Being completely honest, I did not expect the ASUS Chromebit CS10 to be as good a media consumption device as it turned out to be. In fact, given the device’s form factor and power constraints the only major miss is the lack of multi-channel audio and bit streaming (Dolby Digital, DTS, etc.) support. Over the top(OTT) viewing via Netflix, Amazon Video, and Youtube in the browser was excellent. Both Plex and Emby also provide “apps” for ChromeOS, but you will be fine using either straight from the browser in both cases; actually better to use Emby that way because full-screen does not work correctly from the “app”. The only problem area noted was with interlaced content tested by streaming from a SiliconDust HDHR DVB-T2 tuner to VLC. While it also struggled a little while playing higher than 20Mbps bit rate video, which I am unsure whether this is due to network limitations or the hardware itself, adding a little server based transcoding (via Plex or Emby) in the mix sorted that nicely. Emby’s LiveTV integration can also resolve issues with interlaced TV content, so provided you can also keep one of these servers on your network, it is quite possible to enjoy all your content in the home – or while you are away.
Oddly, the only show stopping media consumption issues were noted with Google Play Video. In testing, I was unable to make it play suitably either when streaming or from a downloaded source. The video above (apologies for stripping the audio but I wanted to ensure that YouTube did not flag it) captures the experience nicely. Low resolution video, playing poorly. Quiet strange.
Power consumption was very low, with the maximum average consumption noted when streaming full screen Netflix. Peak was a bit higher, at around 5W, but still quite low, and well below the power supply’s 18W rating.

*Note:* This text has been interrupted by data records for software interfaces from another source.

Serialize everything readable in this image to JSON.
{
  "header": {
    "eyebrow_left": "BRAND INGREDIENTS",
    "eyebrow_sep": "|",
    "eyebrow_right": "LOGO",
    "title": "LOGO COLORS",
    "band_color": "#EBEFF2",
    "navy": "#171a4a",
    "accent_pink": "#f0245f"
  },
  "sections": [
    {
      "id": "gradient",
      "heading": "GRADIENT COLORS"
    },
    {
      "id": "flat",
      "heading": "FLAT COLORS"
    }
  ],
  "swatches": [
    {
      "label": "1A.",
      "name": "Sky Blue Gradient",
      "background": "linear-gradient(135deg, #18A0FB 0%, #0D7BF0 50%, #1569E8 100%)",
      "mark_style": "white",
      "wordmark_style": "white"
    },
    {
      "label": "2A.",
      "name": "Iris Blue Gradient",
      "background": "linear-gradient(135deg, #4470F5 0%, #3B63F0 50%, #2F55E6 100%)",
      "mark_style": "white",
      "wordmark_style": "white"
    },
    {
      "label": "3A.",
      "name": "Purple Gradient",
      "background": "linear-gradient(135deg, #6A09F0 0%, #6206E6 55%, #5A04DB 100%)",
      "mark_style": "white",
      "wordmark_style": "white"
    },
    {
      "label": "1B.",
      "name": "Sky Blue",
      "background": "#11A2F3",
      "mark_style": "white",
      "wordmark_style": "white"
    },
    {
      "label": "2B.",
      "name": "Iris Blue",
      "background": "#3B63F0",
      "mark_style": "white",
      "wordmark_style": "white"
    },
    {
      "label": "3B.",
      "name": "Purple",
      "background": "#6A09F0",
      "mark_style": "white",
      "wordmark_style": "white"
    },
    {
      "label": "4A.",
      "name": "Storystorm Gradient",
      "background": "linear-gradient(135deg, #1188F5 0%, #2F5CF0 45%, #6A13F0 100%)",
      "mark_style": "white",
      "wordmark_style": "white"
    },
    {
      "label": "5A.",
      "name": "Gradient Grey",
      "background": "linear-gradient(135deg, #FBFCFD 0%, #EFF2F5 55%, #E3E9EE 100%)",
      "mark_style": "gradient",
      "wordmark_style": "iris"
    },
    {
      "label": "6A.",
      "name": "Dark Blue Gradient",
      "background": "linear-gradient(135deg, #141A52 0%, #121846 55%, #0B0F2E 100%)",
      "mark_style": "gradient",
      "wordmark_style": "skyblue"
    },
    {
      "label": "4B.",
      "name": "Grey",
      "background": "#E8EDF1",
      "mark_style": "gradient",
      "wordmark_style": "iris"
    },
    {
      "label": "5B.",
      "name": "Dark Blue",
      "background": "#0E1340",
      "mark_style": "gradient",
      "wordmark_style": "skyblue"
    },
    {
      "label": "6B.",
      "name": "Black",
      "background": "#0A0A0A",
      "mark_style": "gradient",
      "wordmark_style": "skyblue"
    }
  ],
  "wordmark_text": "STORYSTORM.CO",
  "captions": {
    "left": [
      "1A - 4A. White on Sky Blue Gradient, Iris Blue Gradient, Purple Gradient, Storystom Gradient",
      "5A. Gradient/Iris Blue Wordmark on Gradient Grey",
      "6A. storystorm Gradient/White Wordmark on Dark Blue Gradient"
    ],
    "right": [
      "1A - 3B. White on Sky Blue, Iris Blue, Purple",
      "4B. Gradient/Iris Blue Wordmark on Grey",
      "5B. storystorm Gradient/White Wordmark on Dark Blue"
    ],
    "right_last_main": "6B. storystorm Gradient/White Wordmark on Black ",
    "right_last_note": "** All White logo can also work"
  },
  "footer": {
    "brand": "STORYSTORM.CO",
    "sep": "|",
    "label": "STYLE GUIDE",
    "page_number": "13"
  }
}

The $85/£90 ASUS Chromebit CS10 will not be right for everyone. Its main justification revolves around providing a simple and secure computing environment for connected users that do not require the flexibility that a traditional PC provides. That said, it does provide a robust media consumption experience for popular over the top (OTT) video services and DIY streaming solutions like Emby and Plex as long as multi-channel audio is not a “must have” feature. This capability makes it very suitable for use as a flexible media streamer while traveling, or in secondary locations in the home. All told, I have to admit that I was very surprised by the CS10. I expected a device that was only right for a small segment of “PC” users. Finding instead, a quite competent and low power HDMI dongle that I could easily use. Now, if only ASUS would finally start shipping the orange one…
- Effortless browsing
- Good media experience
- External device support
- Low power computing
- Have to wait for orange model (jk)
- No multi-channel audio output
- App experience is limited
- Google Play Video performance
Thanks to ASUS for providing the review sample.